In a tool composed mainly of energy, lightsaber hilts contain all of the physical matter that permit a saber to function. From standard to curved to double-bladed, the Star Wars universe has shown us many different lightsaber hilts that each serve their owners in different ways.
The earliest lightsaber hilts necessitated backpacks for power, before becoming the all-encompassing designs familiar to fans today. With so many different hilts showcased in the film franchise and extended universe, it can be difficult for cosplayers to decide which hilt is right for them.
Let’s take a look at hilts in detail to determine what you need to know before choosing your own.
What lightsaber hilts contain
A saber hilt contains all of the technologies which power a saber. A force user assembles each part of their saber themselves, attuning to the force to ensure each element is in harmony with the other. Many Jedi or Sith do this through meditation and telekinetic force use. The main elements a Jedi must assemble are as follows:
- Blade emitter and shroud – this also includes a blade length adjustment instrument
- Energy modulation chamber – this is where the crystal’s energies are controlled.
- Main hilt – this is often decoratively designed around the specific wielder’s tastes.

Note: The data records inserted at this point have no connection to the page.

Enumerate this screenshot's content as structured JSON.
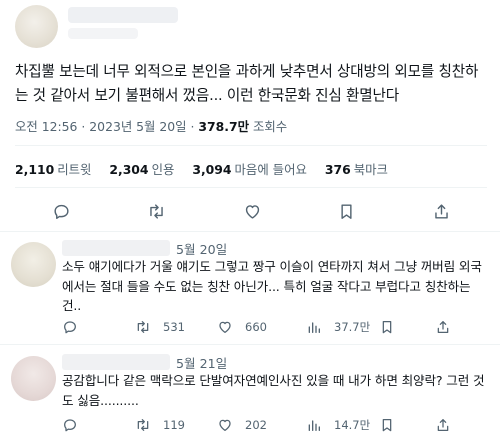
{
  "tweet": {
    "text": "차집뿔 보는데 너무 외적으로 본인을 과하게 낮추면서 상대방의 외모를 칭찬하는 것 같아서 보기 불편해서 껐음... 이런 한국문화 진심 환멸난다",
    "time": "오전 12:56",
    "date": "2023년 5월 20일",
    "views_count": "378.7만",
    "views_label": "조회수",
    "stats": [
      {
        "count": "2,110",
        "label": "리트윗"
      },
      {
        "count": "2,304",
        "label": "인용"
      },
      {
        "count": "3,094",
        "label": "마음에 들어요"
      },
      {
        "count": "376",
        "label": "북마크"
      }
    ],
    "icons": [
      "reply-icon",
      "retweet-icon",
      "like-icon",
      "bookmark-icon",
      "share-icon"
    ]
  },
  "replies": [
    {
      "date": "5월 20일",
      "text": "소두 얘기에다가 거울 얘기도 그렇고 짱구 이슬이 연타까지 쳐서 그냥 꺼버림 외국에서는 절대 들을 수도 없는 칭찬 아닌가... 특히 얼굴 작다고 부럽다고 칭찬하는 건..",
      "retweets": "531",
      "likes": "660",
      "views": "37.7만"
    },
    {
      "date": "5월 21일",
      "text": "공감합니다 같은 맥락으로 단발여자연예인사진 있을 때 내가 하면 최양락? 그런 것도 싫음..........",
      "retweets": "119",
      "likes": "202",
      "views": "14.7만"
    }
  ],
  "colors": {
    "text": "#0f1419",
    "muted": "#536471",
    "divider": "#eff3f4",
    "icon": "#536471"
  }
}
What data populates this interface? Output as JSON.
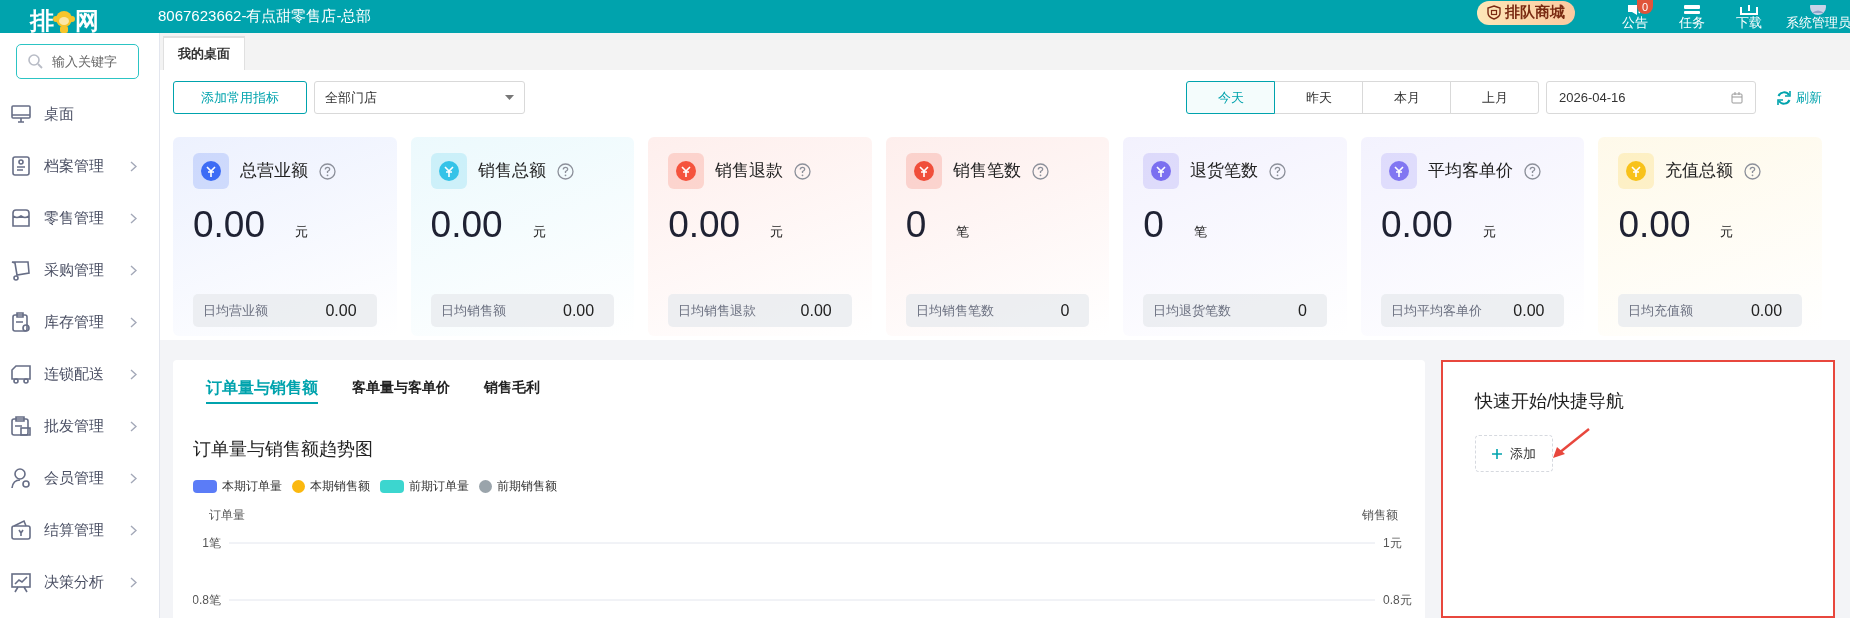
{
  "header": {
    "logo": {
      "left": "排",
      "right": "网"
    },
    "store_title": "8067623662-有点甜零售店-总部",
    "mall_button": "排队商城",
    "tools": [
      {
        "label": "公告",
        "badge": "0"
      },
      {
        "label": "任务"
      },
      {
        "label": "下载"
      },
      {
        "label": "系统管理员"
      }
    ]
  },
  "sidebar": {
    "search": {
      "placeholder": "输入关键字"
    },
    "items": [
      {
        "label": "桌面",
        "expandable": false
      },
      {
        "label": "档案管理",
        "expandable": true
      },
      {
        "label": "零售管理",
        "expandable": true
      },
      {
        "label": "采购管理",
        "expandable": true
      },
      {
        "label": "库存管理",
        "expandable": true
      },
      {
        "label": "连锁配送",
        "expandable": true
      },
      {
        "label": "批发管理",
        "expandable": true
      },
      {
        "label": "会员管理",
        "expandable": true
      },
      {
        "label": "结算管理",
        "expandable": true
      },
      {
        "label": "决策分析",
        "expandable": true
      }
    ]
  },
  "tabs": [
    {
      "label": "我的桌面",
      "selected": true
    }
  ],
  "toolbar": {
    "add_button": "添加常用指标",
    "store_select": "全部门店",
    "periods": [
      {
        "label": "今天",
        "selected": true
      },
      {
        "label": "昨天",
        "selected": false
      },
      {
        "label": "本月",
        "selected": false
      },
      {
        "label": "上月",
        "selected": false
      }
    ],
    "date": "2026-04-16",
    "refresh": "刷新"
  },
  "cards": [
    {
      "title": "总营业额",
      "value": "0.00",
      "unit": "元",
      "avg_label": "日均营业额",
      "avg_value": "0.00",
      "color": "#3d6cf5"
    },
    {
      "title": "销售总额",
      "value": "0.00",
      "unit": "元",
      "avg_label": "日均销售额",
      "avg_value": "0.00",
      "color": "#35c3e8"
    },
    {
      "title": "销售退款",
      "value": "0.00",
      "unit": "元",
      "avg_label": "日均销售退款",
      "avg_value": "0.00",
      "color": "#f5533d"
    },
    {
      "title": "销售笔数",
      "value": "0",
      "unit": "笔",
      "avg_label": "日均销售笔数",
      "avg_value": "0",
      "color": "#f04e3a"
    },
    {
      "title": "退货笔数",
      "value": "0",
      "unit": "笔",
      "avg_label": "日均退货笔数",
      "avg_value": "0",
      "color": "#7b6ff0"
    },
    {
      "title": "平均客单价",
      "value": "0.00",
      "unit": "元",
      "avg_label": "日均平均客单价",
      "avg_value": "0.00",
      "color": "#8176f2"
    },
    {
      "title": "充值总额",
      "value": "0.00",
      "unit": "元",
      "avg_label": "日均充值额",
      "avg_value": "0.00",
      "color": "#f8c21a"
    }
  ],
  "chart_panel": {
    "tabs": [
      {
        "label": "订单量与销售额",
        "selected": true
      },
      {
        "label": "客单量与客单价",
        "selected": false
      },
      {
        "label": "销售毛利",
        "selected": false
      }
    ],
    "chart_data": {
      "type": "line",
      "title": "订单量与销售额趋势图",
      "ylabel": "订单量",
      "y2label": "销售额",
      "ylim": [
        0.8,
        1
      ],
      "y2lim": [
        0.8,
        1
      ],
      "yticks": [
        {
          "value": 1,
          "label": "1笔"
        },
        {
          "value": 0.8,
          "label": "0.8笔"
        }
      ],
      "y2ticks": [
        {
          "value": 1,
          "label": "1元"
        },
        {
          "value": 0.8,
          "label": "0.8元"
        }
      ],
      "series": [
        {
          "name": "本期订单量",
          "color": "#5b7cf7"
        },
        {
          "name": "本期销售额",
          "color": "#fbb80f"
        },
        {
          "name": "前期订单量",
          "color": "#3cd6cf"
        },
        {
          "name": "前期销售额",
          "color": "#9aa4ab"
        }
      ]
    }
  },
  "quick_nav": {
    "title": "快速开始/快捷导航",
    "add_button": "添加"
  }
}
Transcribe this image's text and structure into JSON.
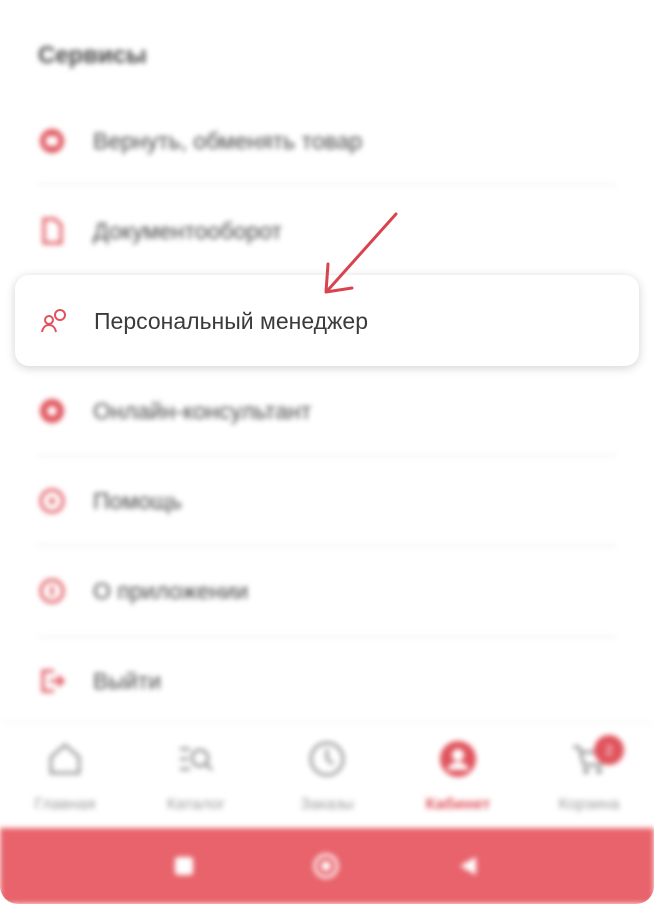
{
  "services": {
    "title": "Сервисы",
    "items": [
      {
        "label": "Вернуть, обменять товар",
        "icon": "return-box-icon"
      },
      {
        "label": "Документооборот",
        "icon": "document-icon"
      },
      {
        "label": "Персональный менеджер",
        "icon": "manager-icon"
      },
      {
        "label": "Онлайн-консультант",
        "icon": "chat-icon"
      },
      {
        "label": "Помощь",
        "icon": "help-icon"
      },
      {
        "label": "О приложении",
        "icon": "info-icon"
      },
      {
        "label": "Выйти",
        "icon": "logout-icon"
      }
    ]
  },
  "tabbar": {
    "tabs": [
      {
        "label": "Главная",
        "icon": "home-icon"
      },
      {
        "label": "Каталог",
        "icon": "catalog-search-icon"
      },
      {
        "label": "Заказы",
        "icon": "clock-icon"
      },
      {
        "label": "Кабинет",
        "icon": "profile-icon",
        "active": true
      },
      {
        "label": "Корзина",
        "icon": "cart-icon",
        "badge": "2"
      }
    ]
  },
  "colors": {
    "accent": "#e0535c",
    "navbar": "#e8636b",
    "text": "#4a4a4a"
  }
}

With our Power Battle Saber, you can use a wrap to customise and make it your own.
- Focusing ring – this is where the power of the crystal is concentrated.
- Crystal chamber – this contains the crystal, mounting and focusing crystals.
- The pommel – this contains the power cell and conductor, which passes up to the crystals and through the focusing ring.
Unique lightsaber hilts
Throughout Star Wars, we see examples of unique lightsaber hilts that are designed specifically to highlight the strengths, personalities and styles of their wielders.
Curved Lightsaber Hilts
Sometimes called a duelling saber, these hilts were favoured by those who used Form II combat. Wielded by Count Dooku, the curve at the top of the hilt allowed for more precise movements with the saber when engaged in saber-to-saber fighting. The angle is a tricky thing for a combatant to face: which explains why Anakin and Obi Wan are surprised and quickly bested by Dooku in their battle. Curved saber hilts were more challenging for new Jedi to create due to having to align the crystal with the curved emitter. A curved lightsaber was less suitable for blaster deflection than a non-curved variant.
Double-bladed Lightsaber hilts
Perhaps the most famous non-standard hilt, we first witnessed dual bladed lightsaber hilts in Episode I, wielded by non-other than Darth Maul. Influenced by staffs, this hilt is far longer than other models and has beam emitters at each end. Originally invented by the Sith, double-bladed sabers have been used by both sides. Double-bladed sabers are less precise than their single-bladed cousins but allow a wielder to overpower and out-fight many opponents who were not expecting it.
Interlocking/Paired Lightsaber Hilts
One moment you’re fighting a saber staff wielder and the next, you’ve been sliced in half! That’s the reality of the paired saber, which act as two separate sabers that can be joined together at will. This opens up a number of opportunities for wielders – allowing them to essentially transition between double and single saber attacks at will. Cal Kestiss in Jedi Fallen Order uses this style of saber to inflict huge damage and surprise opponents.
Our Power Battle Saber can be used with an interlocking attachment feature that allows you to create a double-bladed saber by simply buying a second saber. You can also use these are paired sabers for more dynamic cosplay. For those seeking unusual hilts, we also offer some famous models in our Inspired Sabers section.